Source records START

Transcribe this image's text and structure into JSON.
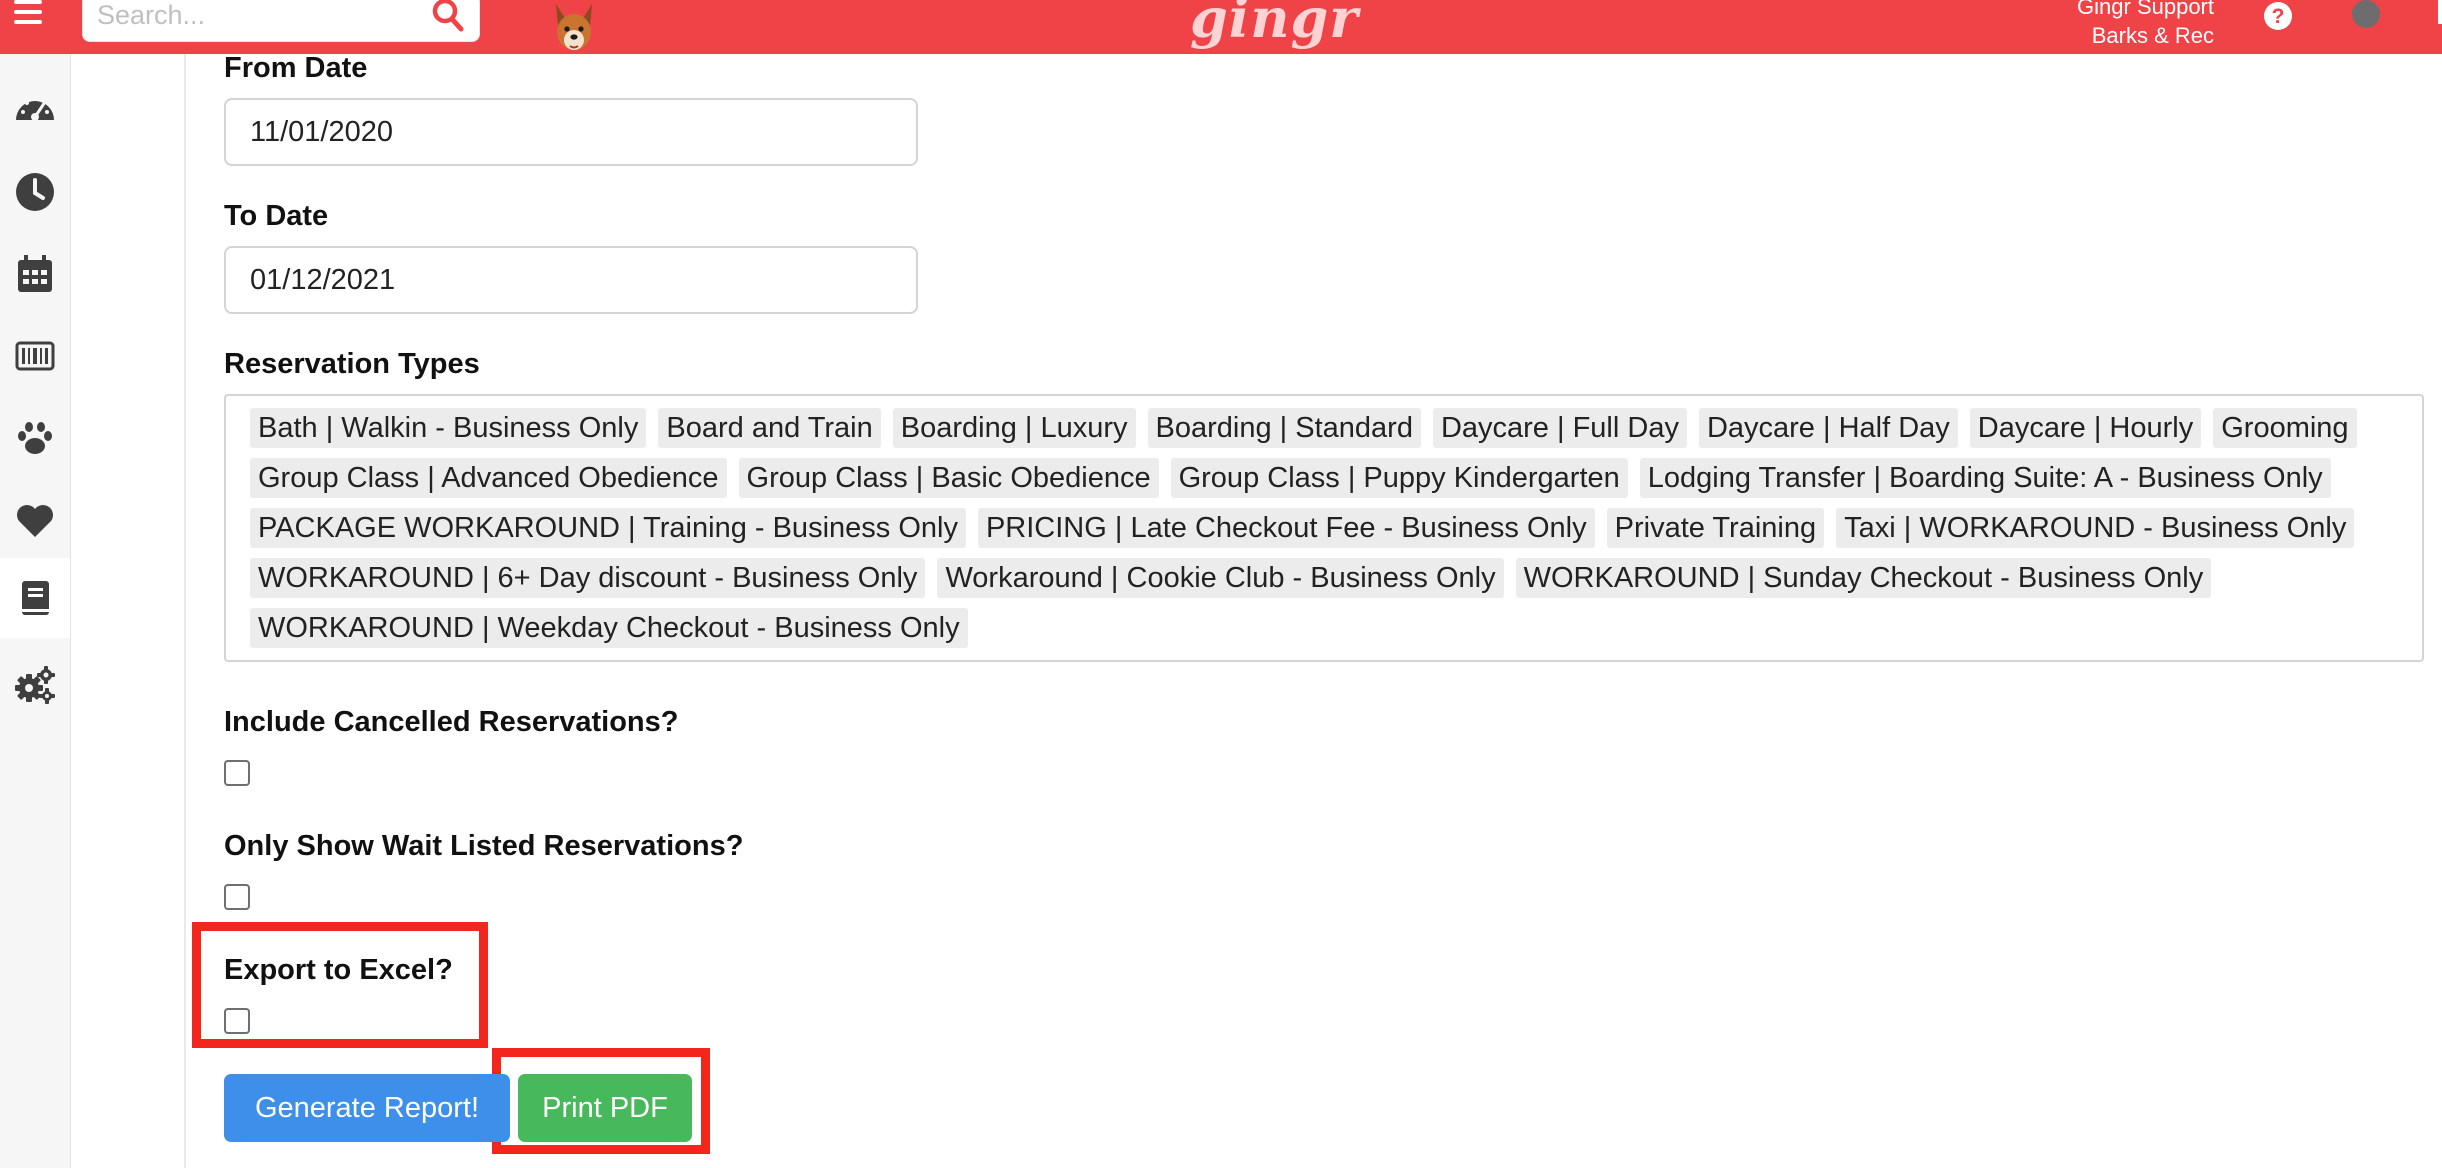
{
  "header": {
    "search_placeholder": "Search...",
    "brand": "gingr",
    "user_name": "Gingr Support",
    "location": "Barks & Rec"
  },
  "sidebar": {
    "items": [
      {
        "icon": "dashboard-icon"
      },
      {
        "icon": "clock-icon"
      },
      {
        "icon": "calendar-icon"
      },
      {
        "icon": "barcode-icon"
      },
      {
        "icon": "paw-icon"
      },
      {
        "icon": "heart-icon"
      },
      {
        "icon": "book-icon",
        "active": true
      },
      {
        "icon": "gears-icon"
      }
    ]
  },
  "form": {
    "from_date_label": "From Date",
    "from_date_value": "11/01/2020",
    "to_date_label": "To Date",
    "to_date_value": "01/12/2021",
    "reservation_types_label": "Reservation Types",
    "reservation_types": [
      [
        "Bath | Walkin - Business Only",
        "Board and Train",
        "Boarding | Luxury",
        "Boarding | Standard",
        "Daycare | Full Day",
        "Daycare | Half Day",
        "Daycare | Hourly",
        "Grooming"
      ],
      [
        "Group Class | Advanced Obedience",
        "Group Class | Basic Obedience",
        "Group Class | Puppy Kindergarten",
        "Lodging Transfer | Boarding Suite: A - Business Only"
      ],
      [
        "PACKAGE WORKAROUND | Training - Business Only",
        "PRICING | Late Checkout Fee - Business Only",
        "Private Training",
        "Taxi | WORKAROUND - Business Only"
      ],
      [
        "WORKAROUND | 6+ Day discount - Business Only",
        "Workaround | Cookie Club - Business Only",
        "WORKAROUND | Sunday Checkout - Business Only"
      ],
      [
        "WORKAROUND | Weekday Checkout - Business Only"
      ]
    ],
    "include_cancelled_label": "Include Cancelled Reservations?",
    "include_cancelled_checked": false,
    "wait_listed_label": "Only Show Wait Listed Reservations?",
    "wait_listed_checked": false,
    "export_excel_label": "Export to Excel?",
    "export_excel_checked": false
  },
  "buttons": {
    "generate": "Generate Report!",
    "print": "Print PDF"
  },
  "colors": {
    "header": "#f04347",
    "highlight": "#f2261c",
    "generate_button": "#3d8fe9",
    "print_button": "#48b85c",
    "sidebar_icon": "#3f3f3f"
  }
}
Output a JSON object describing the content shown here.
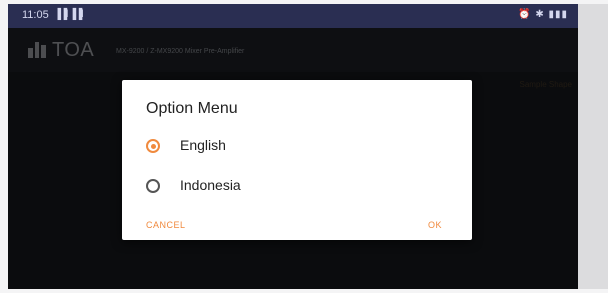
{
  "statusbar": {
    "time": "11:05",
    "signal": "▐▐l ▐▐l",
    "right": "⏰ ✱ ▮▮▮"
  },
  "app": {
    "brand": "TOA",
    "model": "MX-9200 / Z-MX9200 Mixer Pre-Amplifier",
    "bg_hint": "Sample Shape"
  },
  "dialog": {
    "title": "Option Menu",
    "options": [
      {
        "label": "English",
        "selected": true
      },
      {
        "label": "Indonesia",
        "selected": false
      }
    ],
    "cancel_label": "CANCEL",
    "ok_label": "OK"
  },
  "colors": {
    "accent": "#f08a3e",
    "statusbar": "#2a2e52",
    "app_bg": "#15171a"
  }
}
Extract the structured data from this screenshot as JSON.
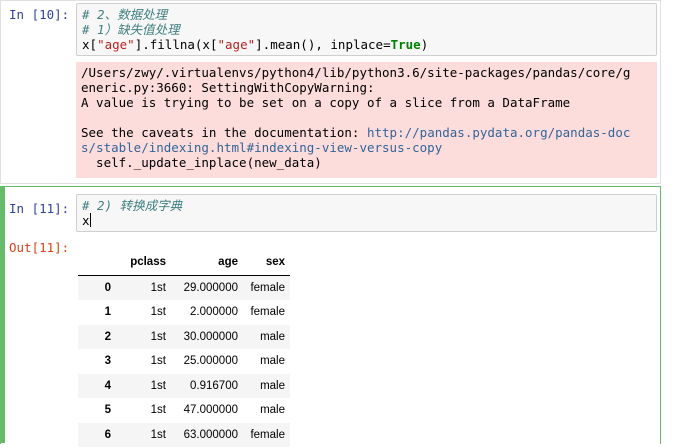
{
  "cells": [
    {
      "prompt": "In [10]:",
      "code": {
        "comment1": "# 2、数据处理",
        "comment2": "# 1）缺失值处理",
        "line3": {
          "a": "x[",
          "s1": "\"age\"",
          "b": "].fillna(x[",
          "s2": "\"age\"",
          "c": "].mean(), inplace=",
          "kw": "True",
          "d": ")"
        }
      },
      "stderr": {
        "line1": "/Users/zwy/.virtualenvs/python4/lib/python3.6/site-packages/pandas/core/g",
        "line2": "eneric.py:3660: SettingWithCopyWarning:",
        "line3": "A value is trying to be set on a copy of a slice from a DataFrame",
        "line5_prefix": "See the caveats in the documentation: ",
        "line5_link": "http://pandas.pydata.org/pandas-doc",
        "line6_link": "s/stable/indexing.html#indexing-view-versus-copy",
        "line7": "  self._update_inplace(new_data)"
      }
    },
    {
      "prompt": "In [11]:",
      "code": {
        "comment1": "# 2) 转换成字典",
        "line2": "x"
      },
      "out_prompt": "Out[11]:",
      "table": {
        "columns": [
          "",
          "pclass",
          "age",
          "sex"
        ],
        "rows": [
          {
            "index": "0",
            "pclass": "1st",
            "age": "29.000000",
            "sex": "female"
          },
          {
            "index": "1",
            "pclass": "1st",
            "age": "2.000000",
            "sex": "female"
          },
          {
            "index": "2",
            "pclass": "1st",
            "age": "30.000000",
            "sex": "male"
          },
          {
            "index": "3",
            "pclass": "1st",
            "age": "25.000000",
            "sex": "male"
          },
          {
            "index": "4",
            "pclass": "1st",
            "age": "0.916700",
            "sex": "male"
          },
          {
            "index": "5",
            "pclass": "1st",
            "age": "47.000000",
            "sex": "male"
          },
          {
            "index": "6",
            "pclass": "1st",
            "age": "63.000000",
            "sex": "female"
          }
        ]
      }
    }
  ]
}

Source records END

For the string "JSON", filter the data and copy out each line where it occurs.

▸ Answer for this exercise:
Transcribe this image's text and structure into JSON.
Output a JSON object describing the content shown here.
Extract the structured data from this screenshot as JSON.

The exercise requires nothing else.